**WHAT TO DO**. Across the material below, count the lines that include the word "实施顾问" and give only that count.

**SOURCE DATA**.
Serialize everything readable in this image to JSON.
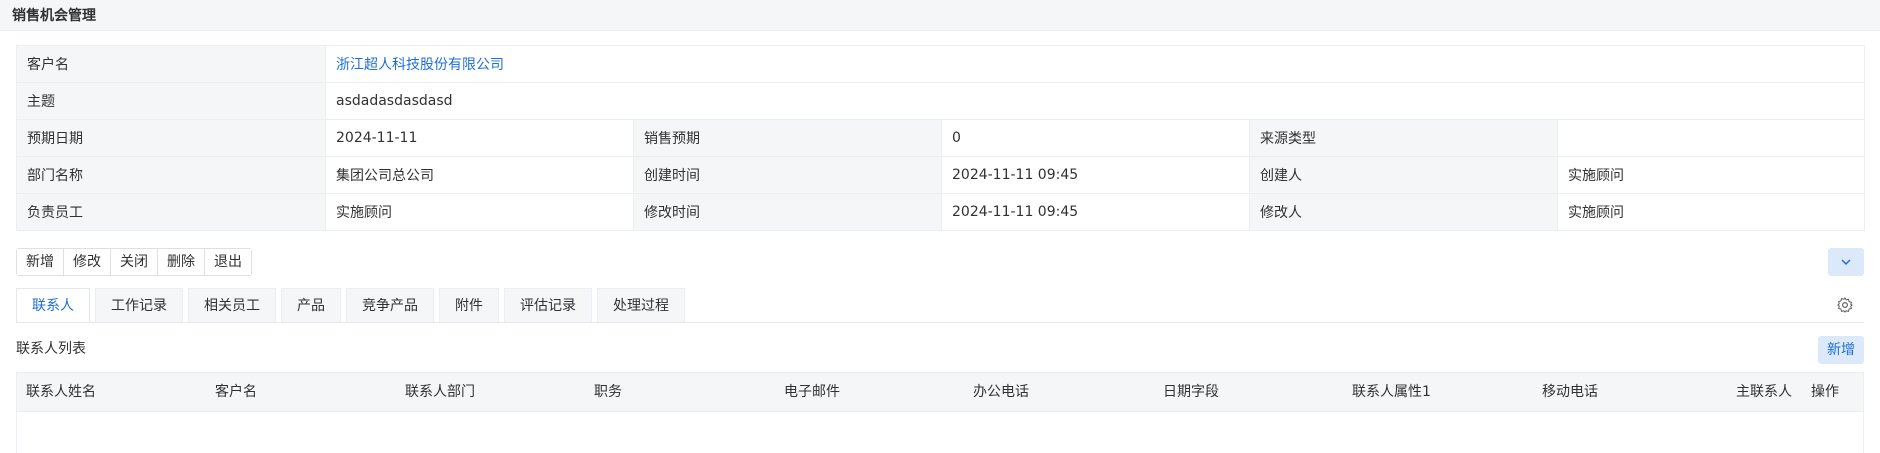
{
  "page": {
    "title": "销售机会管理"
  },
  "info": {
    "customer_label": "客户名",
    "customer_value": "浙江超人科技股份有限公司",
    "subject_label": "主题",
    "subject_value": "asdadasdasdasd",
    "expected_date_label": "预期日期",
    "expected_date_value": "2024-11-11",
    "sales_forecast_label": "销售预期",
    "sales_forecast_value": "0",
    "source_type_label": "来源类型",
    "source_type_value": "",
    "dept_label": "部门名称",
    "dept_value": "集团公司总公司",
    "created_time_label": "创建时间",
    "created_time_value": "2024-11-11 09:45",
    "creator_label": "创建人",
    "creator_value": "实施顾问",
    "owner_label": "负责员工",
    "owner_value": "实施顾问",
    "modified_time_label": "修改时间",
    "modified_time_value": "2024-11-11 09:45",
    "modifier_label": "修改人",
    "modifier_value": "实施顾问"
  },
  "toolbar": {
    "buttons": [
      "新增",
      "修改",
      "关闭",
      "删除",
      "退出"
    ]
  },
  "tabs": [
    "联系人",
    "工作记录",
    "相关员工",
    "产品",
    "竞争产品",
    "附件",
    "评估记录",
    "处理过程"
  ],
  "contacts": {
    "title": "联系人列表",
    "add_label": "新增",
    "columns": [
      "联系人姓名",
      "客户名",
      "联系人部门",
      "职务",
      "电子邮件",
      "办公电话",
      "日期字段",
      "联系人属性1",
      "移动电话",
      "主联系人",
      "操作"
    ]
  },
  "colors": {
    "accent": "#1e6fd9",
    "accent_light": "#dbe9fb",
    "header_bg": "#f5f6f8",
    "border": "#ebeef5"
  }
}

**WRITTEN ANSWER**. 3